▸ **Page and application data records**:

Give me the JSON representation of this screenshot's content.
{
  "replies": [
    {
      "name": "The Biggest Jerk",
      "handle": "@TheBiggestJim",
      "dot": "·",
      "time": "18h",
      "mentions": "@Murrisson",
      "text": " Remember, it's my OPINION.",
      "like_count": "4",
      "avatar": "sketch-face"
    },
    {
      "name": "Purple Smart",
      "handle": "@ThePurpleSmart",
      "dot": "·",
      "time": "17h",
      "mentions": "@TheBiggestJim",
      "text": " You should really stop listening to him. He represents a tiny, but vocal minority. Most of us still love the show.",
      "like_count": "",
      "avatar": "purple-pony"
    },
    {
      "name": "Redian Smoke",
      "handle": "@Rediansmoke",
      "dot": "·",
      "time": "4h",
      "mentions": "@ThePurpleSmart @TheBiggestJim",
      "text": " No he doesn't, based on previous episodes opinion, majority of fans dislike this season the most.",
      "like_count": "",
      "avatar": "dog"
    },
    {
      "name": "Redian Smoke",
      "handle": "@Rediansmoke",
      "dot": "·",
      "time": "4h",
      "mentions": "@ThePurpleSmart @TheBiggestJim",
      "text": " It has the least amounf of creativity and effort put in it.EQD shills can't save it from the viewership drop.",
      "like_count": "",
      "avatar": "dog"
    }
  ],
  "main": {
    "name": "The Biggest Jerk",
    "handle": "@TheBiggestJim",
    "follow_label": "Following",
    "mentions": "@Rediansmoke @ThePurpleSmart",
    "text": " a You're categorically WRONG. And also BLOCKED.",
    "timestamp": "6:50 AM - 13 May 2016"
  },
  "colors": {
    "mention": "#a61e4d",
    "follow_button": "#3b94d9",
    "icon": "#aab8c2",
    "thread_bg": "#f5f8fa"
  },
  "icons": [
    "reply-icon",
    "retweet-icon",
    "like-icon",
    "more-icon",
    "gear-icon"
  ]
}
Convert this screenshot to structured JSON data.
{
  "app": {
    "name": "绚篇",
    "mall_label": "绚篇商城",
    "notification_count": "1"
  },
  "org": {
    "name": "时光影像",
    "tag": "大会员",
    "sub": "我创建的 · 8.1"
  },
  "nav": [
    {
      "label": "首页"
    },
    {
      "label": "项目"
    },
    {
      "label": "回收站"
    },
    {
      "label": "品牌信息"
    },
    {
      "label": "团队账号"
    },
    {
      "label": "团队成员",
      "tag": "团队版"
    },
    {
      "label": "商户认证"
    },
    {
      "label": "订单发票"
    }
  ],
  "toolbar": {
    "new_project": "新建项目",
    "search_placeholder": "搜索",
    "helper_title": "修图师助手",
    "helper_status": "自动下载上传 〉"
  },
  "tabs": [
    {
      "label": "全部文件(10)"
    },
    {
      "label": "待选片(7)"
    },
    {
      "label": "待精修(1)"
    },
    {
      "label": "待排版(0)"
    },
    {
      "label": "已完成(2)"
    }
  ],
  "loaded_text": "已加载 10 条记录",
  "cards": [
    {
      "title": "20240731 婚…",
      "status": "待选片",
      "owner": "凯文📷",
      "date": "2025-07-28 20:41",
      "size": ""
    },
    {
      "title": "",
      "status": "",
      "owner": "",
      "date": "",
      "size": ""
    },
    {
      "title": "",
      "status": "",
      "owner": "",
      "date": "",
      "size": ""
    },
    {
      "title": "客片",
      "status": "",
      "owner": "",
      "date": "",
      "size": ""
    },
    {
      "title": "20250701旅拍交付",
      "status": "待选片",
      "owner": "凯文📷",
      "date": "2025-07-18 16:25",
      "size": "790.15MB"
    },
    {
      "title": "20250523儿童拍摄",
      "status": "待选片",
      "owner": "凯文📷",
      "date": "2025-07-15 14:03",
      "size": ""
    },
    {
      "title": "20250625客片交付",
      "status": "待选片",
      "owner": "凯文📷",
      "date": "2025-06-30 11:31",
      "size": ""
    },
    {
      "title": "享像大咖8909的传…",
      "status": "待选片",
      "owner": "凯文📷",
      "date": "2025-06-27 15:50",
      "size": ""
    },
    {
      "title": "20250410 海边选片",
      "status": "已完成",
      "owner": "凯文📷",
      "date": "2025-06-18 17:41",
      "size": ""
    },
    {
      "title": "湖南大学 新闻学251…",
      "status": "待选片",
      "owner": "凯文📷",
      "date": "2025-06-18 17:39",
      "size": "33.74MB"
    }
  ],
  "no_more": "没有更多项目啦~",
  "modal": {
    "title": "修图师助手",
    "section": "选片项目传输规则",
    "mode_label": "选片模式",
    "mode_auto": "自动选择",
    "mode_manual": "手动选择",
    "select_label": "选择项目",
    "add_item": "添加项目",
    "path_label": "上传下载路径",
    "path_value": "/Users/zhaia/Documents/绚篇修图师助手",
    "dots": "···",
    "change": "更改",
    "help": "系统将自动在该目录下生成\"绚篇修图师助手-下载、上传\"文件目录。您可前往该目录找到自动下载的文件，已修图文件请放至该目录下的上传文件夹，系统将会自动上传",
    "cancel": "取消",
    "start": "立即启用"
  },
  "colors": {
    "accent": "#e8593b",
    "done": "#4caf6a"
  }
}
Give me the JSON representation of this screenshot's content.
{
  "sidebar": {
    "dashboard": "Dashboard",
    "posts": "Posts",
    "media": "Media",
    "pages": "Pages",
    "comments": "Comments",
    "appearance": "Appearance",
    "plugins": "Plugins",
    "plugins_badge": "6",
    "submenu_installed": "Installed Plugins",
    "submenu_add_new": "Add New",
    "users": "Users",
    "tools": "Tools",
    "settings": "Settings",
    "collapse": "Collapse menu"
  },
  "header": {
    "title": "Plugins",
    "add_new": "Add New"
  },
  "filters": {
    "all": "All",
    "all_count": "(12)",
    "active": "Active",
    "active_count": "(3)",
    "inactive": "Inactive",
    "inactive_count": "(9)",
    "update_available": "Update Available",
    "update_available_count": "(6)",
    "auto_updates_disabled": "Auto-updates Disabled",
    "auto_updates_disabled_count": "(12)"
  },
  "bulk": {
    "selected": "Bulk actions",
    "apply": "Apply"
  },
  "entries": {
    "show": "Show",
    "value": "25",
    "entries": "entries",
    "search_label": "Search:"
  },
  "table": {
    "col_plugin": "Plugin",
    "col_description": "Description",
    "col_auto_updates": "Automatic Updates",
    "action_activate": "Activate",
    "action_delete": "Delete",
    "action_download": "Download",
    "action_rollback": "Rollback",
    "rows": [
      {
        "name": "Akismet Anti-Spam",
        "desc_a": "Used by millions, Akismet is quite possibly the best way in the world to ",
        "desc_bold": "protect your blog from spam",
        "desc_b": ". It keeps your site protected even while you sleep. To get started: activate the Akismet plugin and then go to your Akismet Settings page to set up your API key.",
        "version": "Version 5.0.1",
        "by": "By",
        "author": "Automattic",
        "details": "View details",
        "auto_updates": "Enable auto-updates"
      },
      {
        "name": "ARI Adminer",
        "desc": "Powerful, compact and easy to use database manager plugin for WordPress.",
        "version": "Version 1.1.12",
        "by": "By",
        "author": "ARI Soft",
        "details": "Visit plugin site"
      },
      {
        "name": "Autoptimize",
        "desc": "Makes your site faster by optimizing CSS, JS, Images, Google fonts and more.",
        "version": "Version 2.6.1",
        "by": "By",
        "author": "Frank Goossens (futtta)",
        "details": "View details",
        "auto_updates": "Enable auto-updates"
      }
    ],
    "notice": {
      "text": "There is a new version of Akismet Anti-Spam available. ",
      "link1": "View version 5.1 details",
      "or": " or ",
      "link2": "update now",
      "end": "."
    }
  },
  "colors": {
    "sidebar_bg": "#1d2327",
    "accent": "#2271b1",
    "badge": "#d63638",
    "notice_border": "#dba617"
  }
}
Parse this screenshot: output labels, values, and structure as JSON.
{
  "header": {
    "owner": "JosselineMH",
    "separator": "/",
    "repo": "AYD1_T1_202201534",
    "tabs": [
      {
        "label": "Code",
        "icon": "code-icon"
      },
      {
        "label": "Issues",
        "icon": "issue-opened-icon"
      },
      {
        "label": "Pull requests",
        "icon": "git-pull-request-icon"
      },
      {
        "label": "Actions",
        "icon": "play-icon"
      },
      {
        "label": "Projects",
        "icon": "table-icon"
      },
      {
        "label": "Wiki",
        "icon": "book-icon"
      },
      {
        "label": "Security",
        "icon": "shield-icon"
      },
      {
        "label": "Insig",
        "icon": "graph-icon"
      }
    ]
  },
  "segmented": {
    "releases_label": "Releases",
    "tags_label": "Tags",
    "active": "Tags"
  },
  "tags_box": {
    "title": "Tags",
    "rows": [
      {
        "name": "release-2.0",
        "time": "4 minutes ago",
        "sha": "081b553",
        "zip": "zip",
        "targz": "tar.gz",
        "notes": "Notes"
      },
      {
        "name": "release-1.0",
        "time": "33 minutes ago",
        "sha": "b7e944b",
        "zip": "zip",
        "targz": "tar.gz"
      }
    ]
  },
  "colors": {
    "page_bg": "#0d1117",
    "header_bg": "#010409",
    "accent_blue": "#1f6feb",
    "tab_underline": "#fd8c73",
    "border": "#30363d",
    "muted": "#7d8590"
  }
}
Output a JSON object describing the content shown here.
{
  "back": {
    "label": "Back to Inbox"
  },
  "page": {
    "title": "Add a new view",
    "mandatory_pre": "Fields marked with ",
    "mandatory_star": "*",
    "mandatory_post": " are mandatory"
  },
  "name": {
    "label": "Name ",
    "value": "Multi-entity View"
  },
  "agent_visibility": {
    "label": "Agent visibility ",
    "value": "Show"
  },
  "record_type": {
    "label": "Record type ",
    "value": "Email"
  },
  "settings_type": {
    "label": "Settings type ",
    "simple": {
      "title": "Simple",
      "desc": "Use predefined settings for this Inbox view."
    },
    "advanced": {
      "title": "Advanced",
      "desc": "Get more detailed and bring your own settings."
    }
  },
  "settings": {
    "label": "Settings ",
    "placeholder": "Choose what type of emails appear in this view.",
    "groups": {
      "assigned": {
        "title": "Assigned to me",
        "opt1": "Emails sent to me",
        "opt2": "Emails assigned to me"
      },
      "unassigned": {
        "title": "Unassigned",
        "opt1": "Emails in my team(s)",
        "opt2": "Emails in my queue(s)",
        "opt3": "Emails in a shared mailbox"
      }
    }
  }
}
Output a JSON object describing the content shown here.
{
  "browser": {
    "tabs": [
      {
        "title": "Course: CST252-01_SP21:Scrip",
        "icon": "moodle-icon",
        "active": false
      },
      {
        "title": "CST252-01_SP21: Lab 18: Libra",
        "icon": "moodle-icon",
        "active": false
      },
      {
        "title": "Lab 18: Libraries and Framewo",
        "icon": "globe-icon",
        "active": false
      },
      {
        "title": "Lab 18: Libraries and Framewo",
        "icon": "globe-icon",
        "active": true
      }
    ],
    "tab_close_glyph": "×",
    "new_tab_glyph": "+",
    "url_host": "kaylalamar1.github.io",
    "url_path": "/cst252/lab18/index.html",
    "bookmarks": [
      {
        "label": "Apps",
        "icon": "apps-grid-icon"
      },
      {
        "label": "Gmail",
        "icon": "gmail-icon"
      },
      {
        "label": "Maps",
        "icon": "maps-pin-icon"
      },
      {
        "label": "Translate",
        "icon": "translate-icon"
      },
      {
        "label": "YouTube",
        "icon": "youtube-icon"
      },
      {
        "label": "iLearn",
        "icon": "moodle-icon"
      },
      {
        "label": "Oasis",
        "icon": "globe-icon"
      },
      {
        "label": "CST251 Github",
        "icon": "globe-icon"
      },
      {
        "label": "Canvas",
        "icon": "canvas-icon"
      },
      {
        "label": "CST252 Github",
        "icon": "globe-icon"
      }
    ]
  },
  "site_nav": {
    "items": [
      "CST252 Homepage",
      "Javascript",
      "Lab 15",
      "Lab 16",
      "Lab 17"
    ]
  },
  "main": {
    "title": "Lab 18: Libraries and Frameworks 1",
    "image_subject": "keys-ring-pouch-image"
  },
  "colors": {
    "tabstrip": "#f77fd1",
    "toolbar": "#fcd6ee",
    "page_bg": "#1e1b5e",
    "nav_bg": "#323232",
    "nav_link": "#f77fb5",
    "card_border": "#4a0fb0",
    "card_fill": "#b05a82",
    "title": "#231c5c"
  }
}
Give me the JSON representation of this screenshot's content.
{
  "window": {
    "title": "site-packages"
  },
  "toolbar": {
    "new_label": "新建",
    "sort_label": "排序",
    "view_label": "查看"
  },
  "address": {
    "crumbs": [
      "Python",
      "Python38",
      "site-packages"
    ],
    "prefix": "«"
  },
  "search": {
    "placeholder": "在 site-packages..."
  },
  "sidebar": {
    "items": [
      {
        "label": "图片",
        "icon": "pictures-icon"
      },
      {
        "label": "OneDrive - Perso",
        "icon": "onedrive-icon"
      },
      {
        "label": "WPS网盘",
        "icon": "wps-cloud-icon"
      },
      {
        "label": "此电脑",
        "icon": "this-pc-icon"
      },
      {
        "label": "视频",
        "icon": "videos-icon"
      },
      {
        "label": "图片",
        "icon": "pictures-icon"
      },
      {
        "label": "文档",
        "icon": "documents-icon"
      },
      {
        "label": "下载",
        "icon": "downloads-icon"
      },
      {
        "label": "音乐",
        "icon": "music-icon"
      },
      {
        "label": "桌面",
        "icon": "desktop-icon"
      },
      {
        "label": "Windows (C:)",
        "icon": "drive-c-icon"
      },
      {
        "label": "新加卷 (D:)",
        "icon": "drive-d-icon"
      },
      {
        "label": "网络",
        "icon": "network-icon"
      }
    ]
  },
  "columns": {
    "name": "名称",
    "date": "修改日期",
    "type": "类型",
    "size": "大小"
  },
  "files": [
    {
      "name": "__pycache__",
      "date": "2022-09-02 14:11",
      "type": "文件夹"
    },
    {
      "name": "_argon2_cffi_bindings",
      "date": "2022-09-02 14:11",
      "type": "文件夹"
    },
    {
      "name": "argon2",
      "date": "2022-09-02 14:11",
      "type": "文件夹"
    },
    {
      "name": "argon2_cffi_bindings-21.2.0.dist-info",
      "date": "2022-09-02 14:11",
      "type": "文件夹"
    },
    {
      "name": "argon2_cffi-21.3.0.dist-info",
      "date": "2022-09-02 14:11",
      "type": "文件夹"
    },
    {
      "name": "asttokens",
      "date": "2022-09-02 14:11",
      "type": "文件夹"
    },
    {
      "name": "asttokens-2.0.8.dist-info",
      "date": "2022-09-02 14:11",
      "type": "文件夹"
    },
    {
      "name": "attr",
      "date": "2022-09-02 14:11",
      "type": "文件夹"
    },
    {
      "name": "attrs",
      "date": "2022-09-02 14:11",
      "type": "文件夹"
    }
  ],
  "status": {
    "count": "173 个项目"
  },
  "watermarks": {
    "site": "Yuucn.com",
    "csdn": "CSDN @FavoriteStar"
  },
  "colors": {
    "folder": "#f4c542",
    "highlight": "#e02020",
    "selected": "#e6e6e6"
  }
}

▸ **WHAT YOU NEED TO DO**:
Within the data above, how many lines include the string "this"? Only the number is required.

▸ **RESPONSE BOX**:
9